Peter Pan finally did for me what 30 years of affirmations, failed attempts, and personal trainers could not. Peter Pan got me on a regular exercise program.
Now in my 11th straight week, I exercise in front of witnesses an average of eight times weekly. I usually look forward to the gym, but even when I don’t, I go anyway. A friend tells me I’ve accidentally developed a habit.
“Fairy dust?” those of you who know me might ask.
I wish! But if it were fairy dust, I’d be flying loop-de-loops over Dallas instead of driving to Presby’s Finley Ewing Cardiovascular & Fitness Center for water aerobics.
The real story is more mundane, but no less miraculous in my case. My friend David invited me to see Peter Pan at Fair Park. It turned out to be the same Peter Pan performed on TV by Mary Martin in the 1955 when I, along with a millions of other children, believed a dying Tinker Bell back to blank-and-white life.
In this case, however, Cathy Rigby played Peter Pan. She loop-de-looped above the stage; she ran and leaped around Neverland; she sat, she squatted, she knelt and then she arose supple as a young boy, not like the 60-year old woman she is.
I watched this acrobatic performance with the rapt awe of a seven-year-old, but this time I marveled that Peter could get up off the floor without assistance.
While I recognized that Cathy Rigby is an Olympian, which I am not, I suddenly realized she developed her abilities not through magic, but through discipline and hard work. With this realization, a paradigm shift occurred in me: the word discipline transformed from anathema to possibility. My proprioceptors once primed for resistance now attract possibility instead. This changes everything
Readers of my blogs know that procrastination is my hallmark, that I prefer reading, planning, and writing about a project to doing it. Most of you are still waiting (or have given up) on the post marking the end of My Year of Frugality last April. I’m now inspired to get to that post, but let’s stay on topic.
The Steps from Paradigm Shift to Practice
1. Question my assumption that age vs. physical ability is an inverse ratio. What if it were a direct ratio instead? (For the mathematically impaired, that means what if I could get in better shape as I age.)

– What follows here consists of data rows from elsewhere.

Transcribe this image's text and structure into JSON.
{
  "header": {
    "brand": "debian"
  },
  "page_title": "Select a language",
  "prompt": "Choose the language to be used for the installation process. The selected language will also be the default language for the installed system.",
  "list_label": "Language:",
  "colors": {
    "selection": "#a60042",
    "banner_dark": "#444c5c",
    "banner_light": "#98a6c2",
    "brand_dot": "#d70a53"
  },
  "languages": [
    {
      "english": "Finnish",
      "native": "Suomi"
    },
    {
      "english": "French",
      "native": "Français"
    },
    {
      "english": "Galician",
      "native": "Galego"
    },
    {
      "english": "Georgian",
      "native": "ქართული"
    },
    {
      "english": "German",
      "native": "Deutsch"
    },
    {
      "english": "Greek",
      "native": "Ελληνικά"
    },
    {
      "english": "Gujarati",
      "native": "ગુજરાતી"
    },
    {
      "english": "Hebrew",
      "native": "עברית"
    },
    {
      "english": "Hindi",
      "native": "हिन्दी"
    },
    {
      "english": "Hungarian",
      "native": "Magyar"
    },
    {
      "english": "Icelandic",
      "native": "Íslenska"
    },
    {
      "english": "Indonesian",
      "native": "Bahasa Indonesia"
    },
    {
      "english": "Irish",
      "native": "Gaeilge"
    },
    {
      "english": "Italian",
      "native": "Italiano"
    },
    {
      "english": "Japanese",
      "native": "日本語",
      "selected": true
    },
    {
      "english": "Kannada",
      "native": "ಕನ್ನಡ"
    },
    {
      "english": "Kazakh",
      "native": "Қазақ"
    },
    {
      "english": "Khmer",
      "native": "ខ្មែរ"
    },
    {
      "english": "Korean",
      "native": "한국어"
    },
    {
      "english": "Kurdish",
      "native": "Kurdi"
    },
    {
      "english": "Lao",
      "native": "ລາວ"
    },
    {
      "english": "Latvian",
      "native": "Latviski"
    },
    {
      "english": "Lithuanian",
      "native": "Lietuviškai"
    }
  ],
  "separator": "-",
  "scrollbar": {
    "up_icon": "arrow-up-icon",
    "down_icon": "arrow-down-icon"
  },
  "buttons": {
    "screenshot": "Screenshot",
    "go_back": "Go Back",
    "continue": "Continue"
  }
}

2. Discover water aerobics, an exercise I enjoy.
3. Find older female role models who embrace physical well-being. My yoga instructor and two of my water aerobics instructors are in their 60s. My beautiful, flexible Pilates teacher is 85.
4. The most important step: Approach exercise as my new job. This approach eliminates my previous excuses of distance and inconvenient times. Before retirement, I didn’t miss work because it was too far to drive or because the hours were inconvenient.
5. Set a goal of exercising five days a week minimum, often more than once a day and keep an exercise tracker.
6. Go. Like a job, I won’t miss a day unless I’m sick. If I don’t feel like going, I go anyway. On those days, when I arrive at the gym, I thank my evil twin (read lazy-sloth-self) for allowing my good-self to get me there. I always invite evil twin to join us in the fun.
I’d like to say I notice a huge difference in how I look. I don’t yet, but I’m stronger and have more stamina. I’m nowhere near the svelte size of Ethel, the 85-year-old Pilates teacher.
Not to worry. I have twenty years to get there.